## Work task
The entries that follow should be repeated exactly, with no pictures kept.

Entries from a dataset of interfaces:
§ §

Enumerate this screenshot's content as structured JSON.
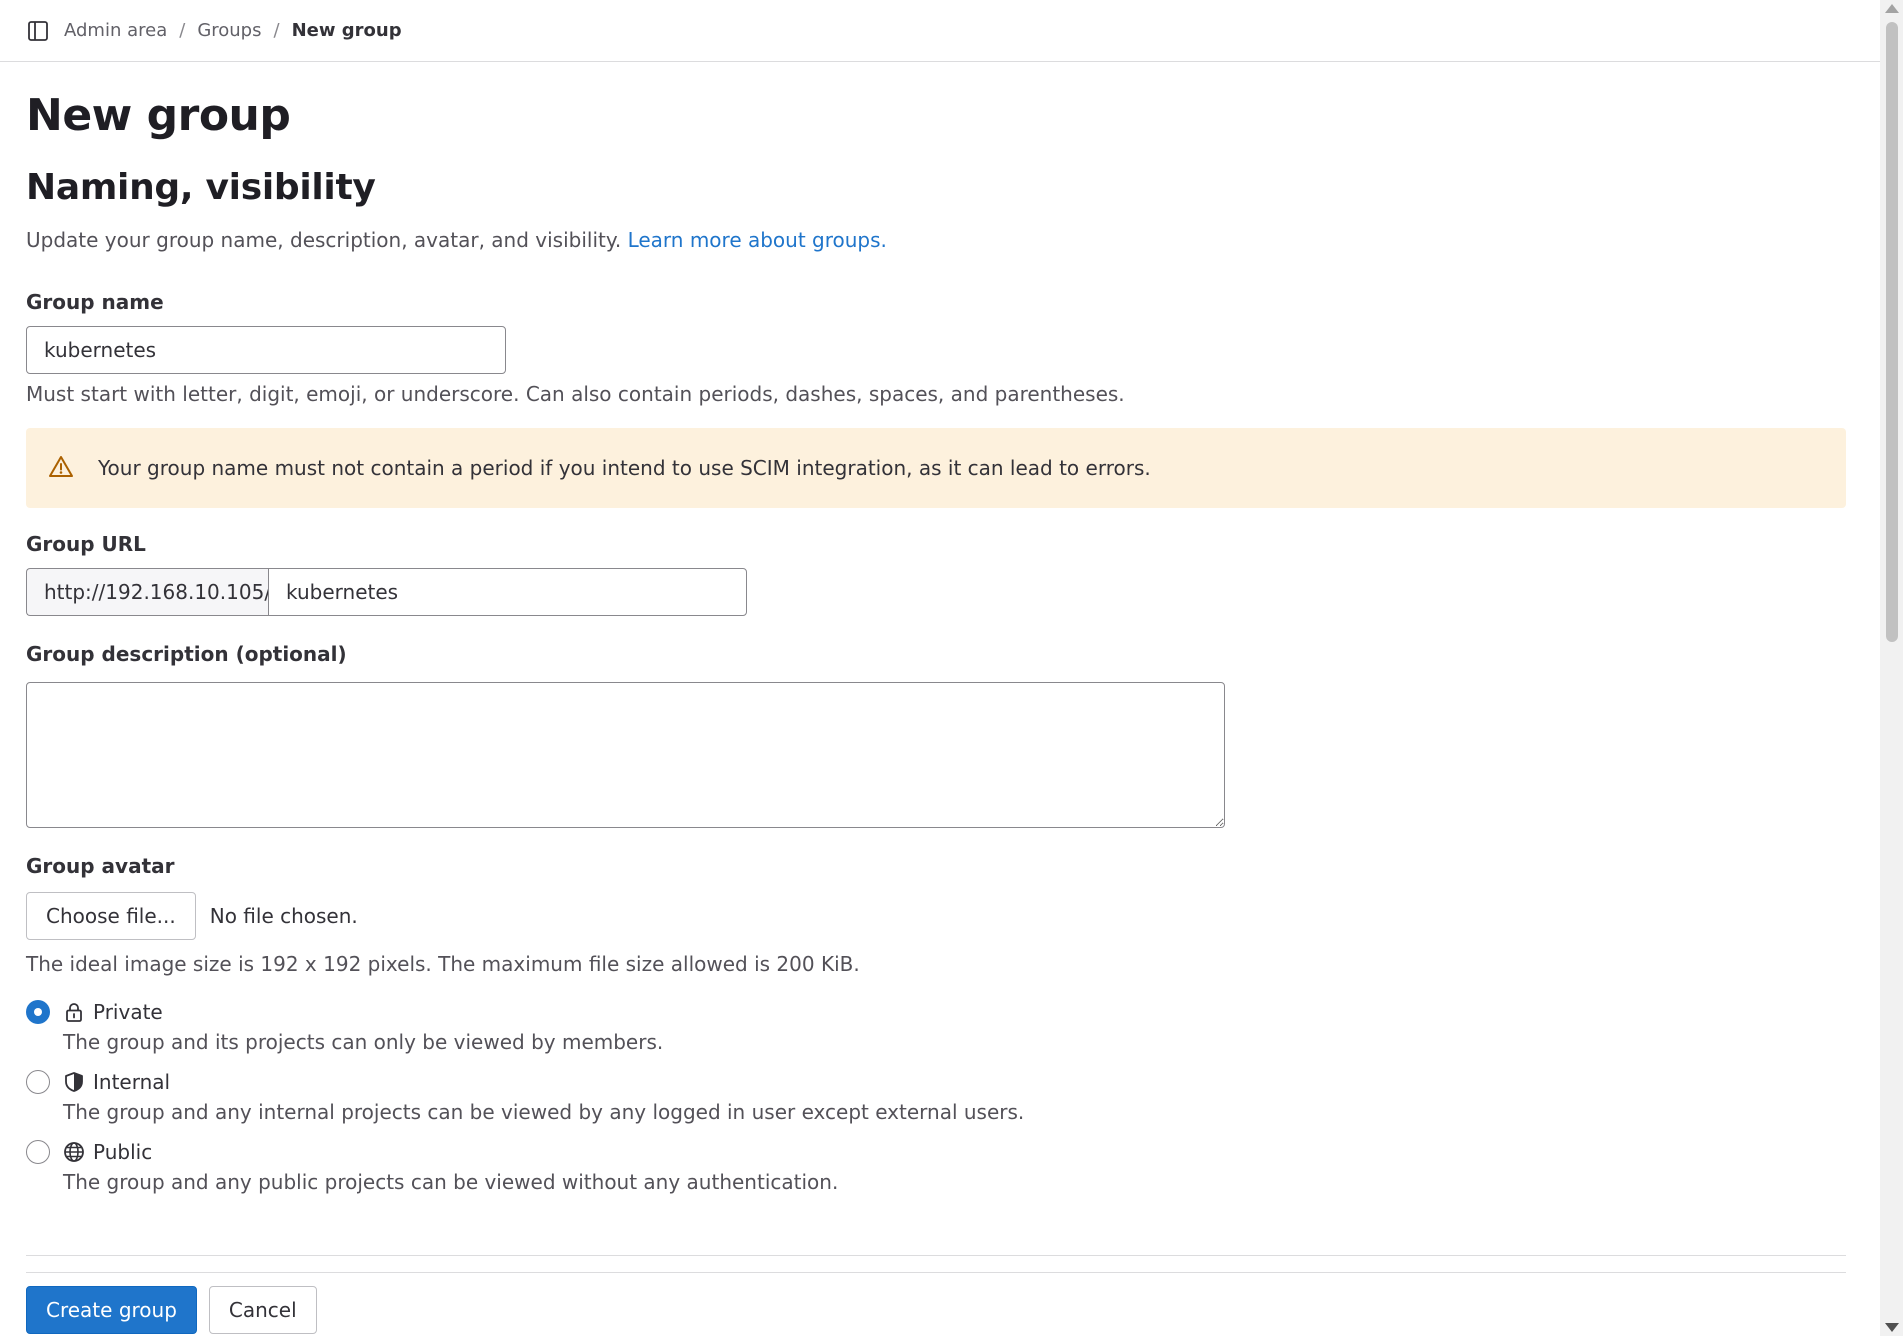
{
  "breadcrumb": {
    "items": [
      "Admin area",
      "Groups"
    ],
    "current": "New group",
    "separator": "/"
  },
  "page": {
    "title": "New group"
  },
  "section": {
    "title": "Naming, visibility",
    "description": "Update your group name, description, avatar, and visibility.",
    "learn_more_link": "Learn more about groups."
  },
  "group_name": {
    "label": "Group name",
    "value": "kubernetes",
    "help": "Must start with letter, digit, emoji, or underscore. Can also contain periods, dashes, spaces, and parentheses."
  },
  "alert": {
    "icon": "warning-icon",
    "text": "Your group name must not contain a period if you intend to use SCIM integration, as it can lead to errors."
  },
  "group_url": {
    "label": "Group URL",
    "prefix": "http://192.168.10.105/",
    "value": "kubernetes"
  },
  "description": {
    "label": "Group description (optional)",
    "value": ""
  },
  "avatar": {
    "label": "Group avatar",
    "button": "Choose file...",
    "status": "No file chosen.",
    "help": "The ideal image size is 192 x 192 pixels. The maximum file size allowed is 200 KiB."
  },
  "visibility": {
    "options": [
      {
        "label": "Private",
        "icon": "lock-icon",
        "help": "The group and its projects can only be viewed by members.",
        "checked": true
      },
      {
        "label": "Internal",
        "icon": "shield-icon",
        "help": "The group and any internal projects can be viewed by any logged in user except external users.",
        "checked": false
      },
      {
        "label": "Public",
        "icon": "globe-icon",
        "help": "The group and any public projects can be viewed without any authentication.",
        "checked": false
      }
    ]
  },
  "actions": {
    "create": "Create group",
    "cancel": "Cancel"
  },
  "colors": {
    "accent": "#1f75cb",
    "alert_bg": "#fdf1dd",
    "warning_icon": "#ab6100"
  }
}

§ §

## Response to this task
Enumerate this screenshot's content as structured JSON.
{
  "breadcrumb": {
    "items": [
      "Admin area",
      "Groups"
    ],
    "current": "New group",
    "separator": "/"
  },
  "page": {
    "title": "New group"
  },
  "section": {
    "title": "Naming, visibility",
    "description": "Update your group name, description, avatar, and visibility.",
    "learn_more_link": "Learn more about groups."
  },
  "group_name": {
    "label": "Group name",
    "value": "kubernetes",
    "help": "Must start with letter, digit, emoji, or underscore. Can also contain periods, dashes, spaces, and parentheses."
  },
  "alert": {
    "icon": "warning-icon",
    "text": "Your group name must not contain a period if you intend to use SCIM integration, as it can lead to errors."
  },
  "group_url": {
    "label": "Group URL",
    "prefix": "http://192.168.10.105/",
    "value": "kubernetes"
  },
  "description": {
    "label": "Group description (optional)",
    "value": ""
  },
  "avatar": {
    "label": "Group avatar",
    "button": "Choose file...",
    "status": "No file chosen.",
    "help": "The ideal image size is 192 x 192 pixels. The maximum file size allowed is 200 KiB."
  },
  "visibility": {
    "options": [
      {
        "label": "Private",
        "icon": "lock-icon",
        "help": "The group and its projects can only be viewed by members.",
        "checked": true
      },
      {
        "label": "Internal",
        "icon": "shield-icon",
        "help": "The group and any internal projects can be viewed by any logged in user except external users.",
        "checked": false
      },
      {
        "label": "Public",
        "icon": "globe-icon",
        "help": "The group and any public projects can be viewed without any authentication.",
        "checked": false
      }
    ]
  },
  "actions": {
    "create": "Create group",
    "cancel": "Cancel"
  },
  "colors": {
    "accent": "#1f75cb",
    "alert_bg": "#fdf1dd",
    "warning_icon": "#ab6100"
  }
}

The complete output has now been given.